What you should do:
Output the full listing verbatim.

Data extract:
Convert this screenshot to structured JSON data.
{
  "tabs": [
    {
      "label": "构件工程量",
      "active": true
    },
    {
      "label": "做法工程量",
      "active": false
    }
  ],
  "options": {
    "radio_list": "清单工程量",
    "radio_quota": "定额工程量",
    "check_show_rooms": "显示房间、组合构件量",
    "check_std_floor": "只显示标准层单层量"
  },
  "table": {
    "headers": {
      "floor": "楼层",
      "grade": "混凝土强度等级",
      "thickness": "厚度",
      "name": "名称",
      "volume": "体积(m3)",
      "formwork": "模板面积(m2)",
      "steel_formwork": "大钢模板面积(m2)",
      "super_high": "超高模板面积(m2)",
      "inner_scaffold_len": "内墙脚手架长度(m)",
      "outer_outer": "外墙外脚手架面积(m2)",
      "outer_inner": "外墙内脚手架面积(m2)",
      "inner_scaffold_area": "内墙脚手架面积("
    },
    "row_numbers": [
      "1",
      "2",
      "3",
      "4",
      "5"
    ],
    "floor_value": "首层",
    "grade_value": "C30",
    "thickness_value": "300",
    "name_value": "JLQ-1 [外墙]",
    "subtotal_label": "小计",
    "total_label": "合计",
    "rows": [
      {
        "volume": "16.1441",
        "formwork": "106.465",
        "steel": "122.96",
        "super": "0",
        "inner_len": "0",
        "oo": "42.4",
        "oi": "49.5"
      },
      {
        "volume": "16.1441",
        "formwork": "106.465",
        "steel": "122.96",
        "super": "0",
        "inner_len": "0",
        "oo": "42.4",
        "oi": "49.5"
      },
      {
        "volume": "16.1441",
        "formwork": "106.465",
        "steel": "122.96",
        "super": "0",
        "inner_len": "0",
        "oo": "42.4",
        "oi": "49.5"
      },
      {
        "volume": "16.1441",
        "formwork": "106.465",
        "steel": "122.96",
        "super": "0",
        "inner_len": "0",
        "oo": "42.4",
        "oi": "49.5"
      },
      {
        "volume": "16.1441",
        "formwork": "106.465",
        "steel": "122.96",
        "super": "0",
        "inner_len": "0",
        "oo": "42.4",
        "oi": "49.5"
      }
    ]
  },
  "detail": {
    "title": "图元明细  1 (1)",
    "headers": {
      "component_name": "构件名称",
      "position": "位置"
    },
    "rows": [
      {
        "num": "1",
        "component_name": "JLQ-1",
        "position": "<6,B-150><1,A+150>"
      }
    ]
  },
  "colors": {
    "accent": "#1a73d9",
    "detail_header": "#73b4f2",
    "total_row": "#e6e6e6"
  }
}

Task solution:
Convert this screenshot to structured JSON data.
{
  "tabs": [
    {
      "label": "构件工程量",
      "active": true
    },
    {
      "label": "做法工程量",
      "active": false
    }
  ],
  "options": {
    "radio_list": "清单工程量",
    "radio_quota": "定额工程量",
    "check_show_rooms": "显示房间、组合构件量",
    "check_std_floor": "只显示标准层单层量"
  },
  "table": {
    "headers": {
      "floor": "楼层",
      "grade": "混凝土强度等级",
      "thickness": "厚度",
      "name": "名称",
      "volume": "体积(m3)",
      "formwork": "模板面积(m2)",
      "steel_formwork": "大钢模板面积(m2)",
      "super_high": "超高模板面积(m2)",
      "inner_scaffold_len": "内墙脚手架长度(m)",
      "outer_outer": "外墙外脚手架面积(m2)",
      "outer_inner": "外墙内脚手架面积(m2)",
      "inner_scaffold_area": "内墙脚手架面积("
    },
    "row_numbers": [
      "1",
      "2",
      "3",
      "4",
      "5"
    ],
    "floor_value": "首层",
    "grade_value": "C30",
    "thickness_value": "300",
    "name_value": "JLQ-1 [外墙]",
    "subtotal_label": "小计",
    "total_label": "合计",
    "rows": [
      {
        "volume": "16.1441",
        "formwork": "106.465",
        "steel": "122.96",
        "super": "0",
        "inner_len": "0",
        "oo": "42.4",
        "oi": "49.5"
      },
      {
        "volume": "16.1441",
        "formwork": "106.465",
        "steel": "122.96",
        "super": "0",
        "inner_len": "0",
        "oo": "42.4",
        "oi": "49.5"
      },
      {
        "volume": "16.1441",
        "formwork": "106.465",
        "steel": "122.96",
        "super": "0",
        "inner_len": "0",
        "oo": "42.4",
        "oi": "49.5"
      },
      {
        "volume": "16.1441",
        "formwork": "106.465",
        "steel": "122.96",
        "super": "0",
        "inner_len": "0",
        "oo": "42.4",
        "oi": "49.5"
      },
      {
        "volume": "16.1441",
        "formwork": "106.465",
        "steel": "122.96",
        "super": "0",
        "inner_len": "0",
        "oo": "42.4",
        "oi": "49.5"
      }
    ]
  },
  "detail": {
    "title": "图元明细  1 (1)",
    "headers": {
      "component_name": "构件名称",
      "position": "位置"
    },
    "rows": [
      {
        "num": "1",
        "component_name": "JLQ-1",
        "position": "<6,B-150><1,A+150>"
      }
    ]
  },
  "colors": {
    "accent": "#1a73d9",
    "detail_header": "#73b4f2",
    "total_row": "#e6e6e6"
  }
}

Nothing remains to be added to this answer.